[Dataset rows describing interfaces]
»»

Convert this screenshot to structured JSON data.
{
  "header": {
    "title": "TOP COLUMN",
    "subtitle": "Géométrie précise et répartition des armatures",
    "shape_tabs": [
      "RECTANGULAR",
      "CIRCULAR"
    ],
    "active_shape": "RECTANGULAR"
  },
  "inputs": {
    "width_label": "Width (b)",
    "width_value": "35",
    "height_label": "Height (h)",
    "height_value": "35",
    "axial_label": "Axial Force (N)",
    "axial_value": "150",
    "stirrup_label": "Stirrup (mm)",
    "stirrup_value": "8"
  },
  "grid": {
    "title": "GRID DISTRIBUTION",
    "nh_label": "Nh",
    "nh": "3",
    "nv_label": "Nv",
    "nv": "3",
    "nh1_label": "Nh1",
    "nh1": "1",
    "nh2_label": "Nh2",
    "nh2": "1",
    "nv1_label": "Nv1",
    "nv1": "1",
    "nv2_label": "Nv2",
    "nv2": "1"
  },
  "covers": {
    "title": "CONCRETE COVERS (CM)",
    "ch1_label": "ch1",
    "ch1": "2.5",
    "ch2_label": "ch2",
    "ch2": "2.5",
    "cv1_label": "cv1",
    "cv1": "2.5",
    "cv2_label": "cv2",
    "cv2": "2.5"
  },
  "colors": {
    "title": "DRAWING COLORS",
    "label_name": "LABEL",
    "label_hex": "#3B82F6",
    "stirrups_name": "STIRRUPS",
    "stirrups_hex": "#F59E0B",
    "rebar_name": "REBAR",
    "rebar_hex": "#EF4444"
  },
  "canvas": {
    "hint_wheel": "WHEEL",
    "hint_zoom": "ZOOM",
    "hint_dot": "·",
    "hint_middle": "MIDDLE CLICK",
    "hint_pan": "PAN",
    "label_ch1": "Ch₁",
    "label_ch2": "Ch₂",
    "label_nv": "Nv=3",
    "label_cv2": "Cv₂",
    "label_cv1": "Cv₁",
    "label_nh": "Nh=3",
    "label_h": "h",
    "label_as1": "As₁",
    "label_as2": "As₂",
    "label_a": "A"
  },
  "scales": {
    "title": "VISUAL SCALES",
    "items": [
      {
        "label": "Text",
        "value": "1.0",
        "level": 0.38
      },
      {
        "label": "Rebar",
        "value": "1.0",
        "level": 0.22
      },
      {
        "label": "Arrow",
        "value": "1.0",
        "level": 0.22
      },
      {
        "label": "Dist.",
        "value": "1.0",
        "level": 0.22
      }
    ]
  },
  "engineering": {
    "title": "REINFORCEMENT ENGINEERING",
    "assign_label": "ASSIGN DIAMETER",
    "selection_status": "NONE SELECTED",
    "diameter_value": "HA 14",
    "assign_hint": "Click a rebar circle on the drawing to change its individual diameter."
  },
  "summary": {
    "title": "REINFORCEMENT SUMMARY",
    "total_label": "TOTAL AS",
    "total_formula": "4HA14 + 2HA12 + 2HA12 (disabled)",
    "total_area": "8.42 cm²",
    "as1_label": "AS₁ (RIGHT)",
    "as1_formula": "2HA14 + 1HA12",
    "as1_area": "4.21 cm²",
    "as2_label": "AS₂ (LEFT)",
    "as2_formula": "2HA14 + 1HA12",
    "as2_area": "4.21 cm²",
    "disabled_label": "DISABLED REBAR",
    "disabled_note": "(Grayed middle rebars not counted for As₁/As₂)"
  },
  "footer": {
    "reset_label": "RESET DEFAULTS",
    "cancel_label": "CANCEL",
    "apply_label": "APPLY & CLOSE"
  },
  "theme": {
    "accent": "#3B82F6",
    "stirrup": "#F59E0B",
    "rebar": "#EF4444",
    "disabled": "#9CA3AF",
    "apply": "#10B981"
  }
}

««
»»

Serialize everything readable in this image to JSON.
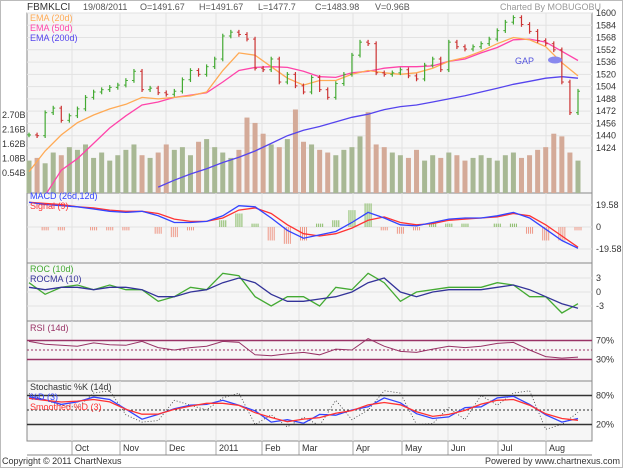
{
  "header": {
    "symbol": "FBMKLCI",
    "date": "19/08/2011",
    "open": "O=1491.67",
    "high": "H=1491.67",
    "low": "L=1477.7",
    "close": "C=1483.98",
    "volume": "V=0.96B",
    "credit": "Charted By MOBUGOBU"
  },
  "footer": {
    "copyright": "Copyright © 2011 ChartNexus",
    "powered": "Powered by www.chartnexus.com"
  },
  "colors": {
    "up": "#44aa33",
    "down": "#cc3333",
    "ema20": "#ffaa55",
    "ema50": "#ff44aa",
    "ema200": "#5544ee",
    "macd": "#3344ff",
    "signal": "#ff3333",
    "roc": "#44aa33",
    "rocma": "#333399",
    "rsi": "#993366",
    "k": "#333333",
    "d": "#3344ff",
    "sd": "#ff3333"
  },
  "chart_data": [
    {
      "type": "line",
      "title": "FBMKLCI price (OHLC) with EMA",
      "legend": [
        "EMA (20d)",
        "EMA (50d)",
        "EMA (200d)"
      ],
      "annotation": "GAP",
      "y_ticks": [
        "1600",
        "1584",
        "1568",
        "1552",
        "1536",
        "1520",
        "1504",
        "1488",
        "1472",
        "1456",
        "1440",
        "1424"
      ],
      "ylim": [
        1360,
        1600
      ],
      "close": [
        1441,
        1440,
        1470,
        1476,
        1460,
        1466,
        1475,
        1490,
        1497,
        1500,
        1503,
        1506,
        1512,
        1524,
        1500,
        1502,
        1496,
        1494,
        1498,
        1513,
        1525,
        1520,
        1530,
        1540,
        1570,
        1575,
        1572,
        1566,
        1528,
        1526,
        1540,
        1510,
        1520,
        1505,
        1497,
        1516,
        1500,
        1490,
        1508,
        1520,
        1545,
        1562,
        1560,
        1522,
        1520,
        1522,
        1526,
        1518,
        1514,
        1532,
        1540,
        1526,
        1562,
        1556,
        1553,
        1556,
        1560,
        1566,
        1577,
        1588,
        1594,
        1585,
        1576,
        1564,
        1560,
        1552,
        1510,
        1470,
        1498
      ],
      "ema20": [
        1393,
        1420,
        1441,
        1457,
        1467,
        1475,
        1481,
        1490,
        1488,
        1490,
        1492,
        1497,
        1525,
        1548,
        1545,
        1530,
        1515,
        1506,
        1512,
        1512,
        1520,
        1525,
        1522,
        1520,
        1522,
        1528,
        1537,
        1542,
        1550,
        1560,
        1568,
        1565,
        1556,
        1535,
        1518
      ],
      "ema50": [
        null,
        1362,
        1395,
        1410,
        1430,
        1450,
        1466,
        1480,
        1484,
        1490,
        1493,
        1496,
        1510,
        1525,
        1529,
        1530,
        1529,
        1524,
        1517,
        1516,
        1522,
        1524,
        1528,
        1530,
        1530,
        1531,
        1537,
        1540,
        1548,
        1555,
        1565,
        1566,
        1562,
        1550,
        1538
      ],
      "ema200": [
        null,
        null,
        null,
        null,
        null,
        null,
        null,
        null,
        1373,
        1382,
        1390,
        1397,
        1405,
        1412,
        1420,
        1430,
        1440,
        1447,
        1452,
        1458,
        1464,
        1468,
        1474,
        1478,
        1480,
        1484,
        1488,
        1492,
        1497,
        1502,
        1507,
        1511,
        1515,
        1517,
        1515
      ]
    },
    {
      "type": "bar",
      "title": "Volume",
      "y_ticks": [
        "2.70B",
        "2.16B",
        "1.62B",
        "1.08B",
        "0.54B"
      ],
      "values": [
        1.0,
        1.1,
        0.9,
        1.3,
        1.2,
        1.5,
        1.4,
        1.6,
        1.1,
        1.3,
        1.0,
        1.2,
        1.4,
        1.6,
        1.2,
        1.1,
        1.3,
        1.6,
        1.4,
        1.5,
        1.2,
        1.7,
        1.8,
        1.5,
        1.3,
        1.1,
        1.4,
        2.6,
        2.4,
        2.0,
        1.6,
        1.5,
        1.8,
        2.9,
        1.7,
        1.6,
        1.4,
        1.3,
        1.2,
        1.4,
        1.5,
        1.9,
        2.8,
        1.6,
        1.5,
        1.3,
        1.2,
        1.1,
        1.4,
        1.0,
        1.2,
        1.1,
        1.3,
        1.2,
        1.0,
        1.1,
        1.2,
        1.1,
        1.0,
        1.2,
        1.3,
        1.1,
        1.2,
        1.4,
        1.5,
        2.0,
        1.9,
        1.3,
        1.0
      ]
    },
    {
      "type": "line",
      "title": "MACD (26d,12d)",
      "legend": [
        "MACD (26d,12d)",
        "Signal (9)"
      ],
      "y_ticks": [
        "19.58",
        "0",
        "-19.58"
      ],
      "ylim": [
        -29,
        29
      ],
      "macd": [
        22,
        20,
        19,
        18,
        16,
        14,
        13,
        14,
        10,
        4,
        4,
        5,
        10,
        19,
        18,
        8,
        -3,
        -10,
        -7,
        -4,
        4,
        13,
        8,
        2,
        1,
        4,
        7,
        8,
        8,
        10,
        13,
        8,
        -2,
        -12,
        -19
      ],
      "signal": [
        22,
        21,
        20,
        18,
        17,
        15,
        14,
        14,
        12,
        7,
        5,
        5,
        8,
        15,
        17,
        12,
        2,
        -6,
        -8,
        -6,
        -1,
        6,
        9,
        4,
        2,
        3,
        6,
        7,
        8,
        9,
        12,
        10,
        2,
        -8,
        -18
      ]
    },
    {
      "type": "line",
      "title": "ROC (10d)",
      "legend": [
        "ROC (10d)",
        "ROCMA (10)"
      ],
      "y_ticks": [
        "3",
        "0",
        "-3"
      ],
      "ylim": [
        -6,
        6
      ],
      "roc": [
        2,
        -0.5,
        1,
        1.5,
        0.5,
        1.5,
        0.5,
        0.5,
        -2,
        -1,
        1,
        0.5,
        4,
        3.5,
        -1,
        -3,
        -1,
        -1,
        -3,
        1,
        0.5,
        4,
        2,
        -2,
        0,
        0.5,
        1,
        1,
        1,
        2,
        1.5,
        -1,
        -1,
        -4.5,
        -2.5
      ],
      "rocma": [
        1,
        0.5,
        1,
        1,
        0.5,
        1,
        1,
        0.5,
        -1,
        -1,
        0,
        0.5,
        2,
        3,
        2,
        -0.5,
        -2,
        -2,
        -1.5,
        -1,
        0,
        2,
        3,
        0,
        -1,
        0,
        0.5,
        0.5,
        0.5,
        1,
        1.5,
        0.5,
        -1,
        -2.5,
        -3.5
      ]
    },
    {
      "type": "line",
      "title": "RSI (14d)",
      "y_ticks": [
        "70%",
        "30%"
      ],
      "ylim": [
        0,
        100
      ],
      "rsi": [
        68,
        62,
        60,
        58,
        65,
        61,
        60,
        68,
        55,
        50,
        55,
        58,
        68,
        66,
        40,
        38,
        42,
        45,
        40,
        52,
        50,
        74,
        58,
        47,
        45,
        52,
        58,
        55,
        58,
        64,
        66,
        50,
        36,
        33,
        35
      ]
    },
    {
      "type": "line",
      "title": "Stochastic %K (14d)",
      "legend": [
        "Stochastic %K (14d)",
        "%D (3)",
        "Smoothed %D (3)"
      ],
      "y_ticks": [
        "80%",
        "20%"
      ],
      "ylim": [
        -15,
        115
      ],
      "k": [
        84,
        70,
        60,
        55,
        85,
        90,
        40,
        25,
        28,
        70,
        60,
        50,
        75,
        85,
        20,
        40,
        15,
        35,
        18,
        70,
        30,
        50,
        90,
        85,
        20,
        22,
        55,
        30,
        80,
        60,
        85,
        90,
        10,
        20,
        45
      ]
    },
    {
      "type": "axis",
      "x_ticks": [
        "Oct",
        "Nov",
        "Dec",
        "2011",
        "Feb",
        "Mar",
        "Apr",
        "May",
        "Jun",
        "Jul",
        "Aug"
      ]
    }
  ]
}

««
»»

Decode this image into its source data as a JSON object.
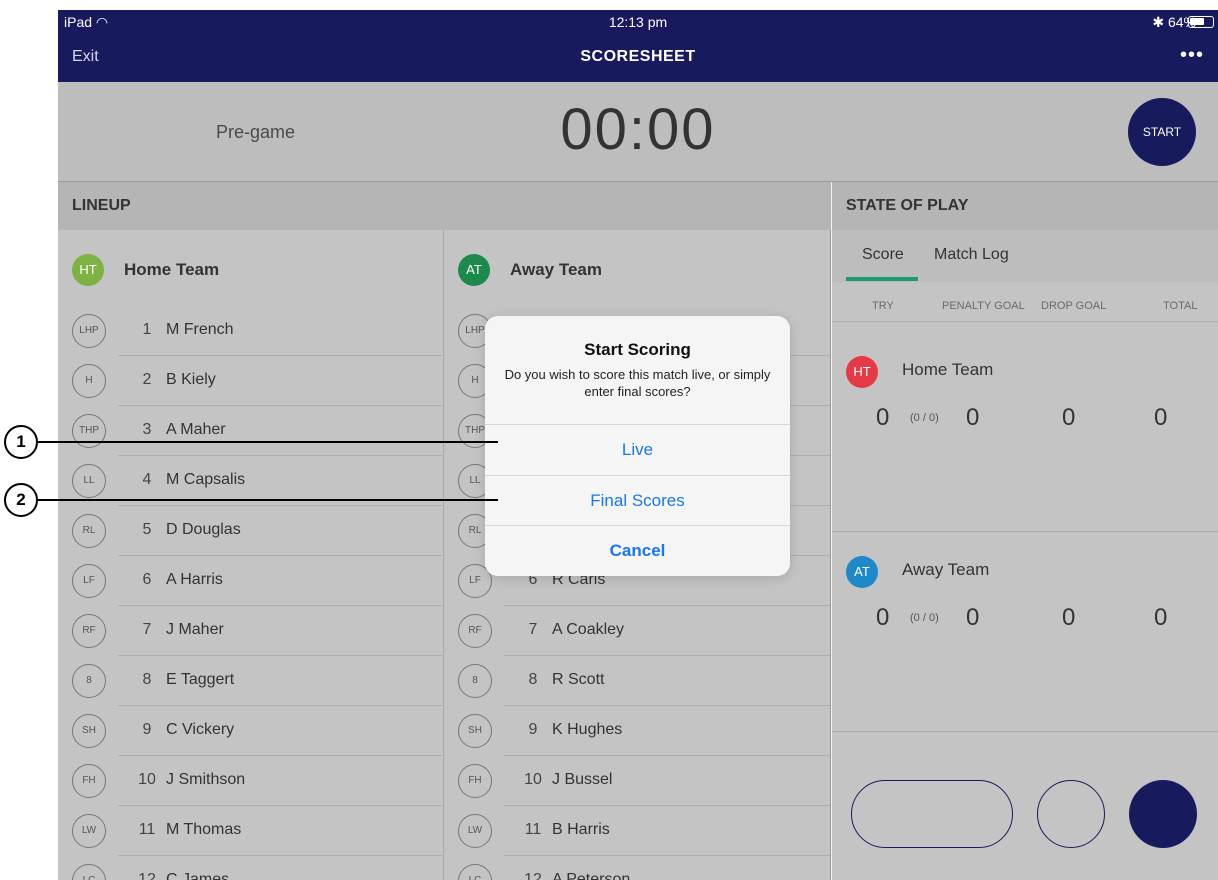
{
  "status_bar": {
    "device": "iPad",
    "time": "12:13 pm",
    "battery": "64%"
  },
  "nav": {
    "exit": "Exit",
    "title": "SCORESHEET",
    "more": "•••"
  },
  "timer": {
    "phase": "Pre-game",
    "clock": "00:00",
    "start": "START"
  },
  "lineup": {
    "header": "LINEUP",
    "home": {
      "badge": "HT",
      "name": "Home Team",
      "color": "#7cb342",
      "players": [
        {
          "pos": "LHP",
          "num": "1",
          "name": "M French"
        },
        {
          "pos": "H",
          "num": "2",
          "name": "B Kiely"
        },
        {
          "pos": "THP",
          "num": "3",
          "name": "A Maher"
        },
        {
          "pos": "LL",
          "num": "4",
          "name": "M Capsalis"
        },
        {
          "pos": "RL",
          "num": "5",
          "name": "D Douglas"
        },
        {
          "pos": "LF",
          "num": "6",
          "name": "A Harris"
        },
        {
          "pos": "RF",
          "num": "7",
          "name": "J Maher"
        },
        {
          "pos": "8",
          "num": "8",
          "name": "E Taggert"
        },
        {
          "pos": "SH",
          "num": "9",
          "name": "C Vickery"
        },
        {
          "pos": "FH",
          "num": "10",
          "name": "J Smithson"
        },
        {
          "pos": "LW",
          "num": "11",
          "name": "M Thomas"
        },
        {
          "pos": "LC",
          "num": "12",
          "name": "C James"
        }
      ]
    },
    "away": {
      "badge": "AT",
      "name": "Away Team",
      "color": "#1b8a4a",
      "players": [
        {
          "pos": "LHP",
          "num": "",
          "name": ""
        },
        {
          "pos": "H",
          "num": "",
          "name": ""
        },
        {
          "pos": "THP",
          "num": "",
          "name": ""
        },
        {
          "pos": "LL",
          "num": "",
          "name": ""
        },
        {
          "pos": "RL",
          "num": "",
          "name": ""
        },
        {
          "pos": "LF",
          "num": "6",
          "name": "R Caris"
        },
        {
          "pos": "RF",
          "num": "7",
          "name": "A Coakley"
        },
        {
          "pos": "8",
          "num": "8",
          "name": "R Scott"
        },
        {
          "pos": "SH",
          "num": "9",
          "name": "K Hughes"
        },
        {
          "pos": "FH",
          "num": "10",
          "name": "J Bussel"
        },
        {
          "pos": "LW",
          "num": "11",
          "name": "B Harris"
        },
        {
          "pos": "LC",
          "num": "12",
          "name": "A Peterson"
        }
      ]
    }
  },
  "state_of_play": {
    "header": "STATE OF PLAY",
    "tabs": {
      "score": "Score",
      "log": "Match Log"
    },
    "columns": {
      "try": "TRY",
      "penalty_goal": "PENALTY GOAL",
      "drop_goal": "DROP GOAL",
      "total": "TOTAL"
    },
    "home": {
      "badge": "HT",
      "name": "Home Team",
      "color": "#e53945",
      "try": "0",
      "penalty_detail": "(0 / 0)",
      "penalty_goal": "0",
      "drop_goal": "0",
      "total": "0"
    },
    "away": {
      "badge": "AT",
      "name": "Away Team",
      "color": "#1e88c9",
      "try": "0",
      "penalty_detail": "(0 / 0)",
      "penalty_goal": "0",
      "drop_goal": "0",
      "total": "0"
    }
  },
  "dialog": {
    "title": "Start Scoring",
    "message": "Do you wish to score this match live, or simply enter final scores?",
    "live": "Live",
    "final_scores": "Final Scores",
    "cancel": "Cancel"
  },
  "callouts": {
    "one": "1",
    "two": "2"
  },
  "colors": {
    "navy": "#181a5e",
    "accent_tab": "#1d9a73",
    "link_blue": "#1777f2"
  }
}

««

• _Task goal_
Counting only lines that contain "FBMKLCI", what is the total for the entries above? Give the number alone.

• _Response to this exercise_
2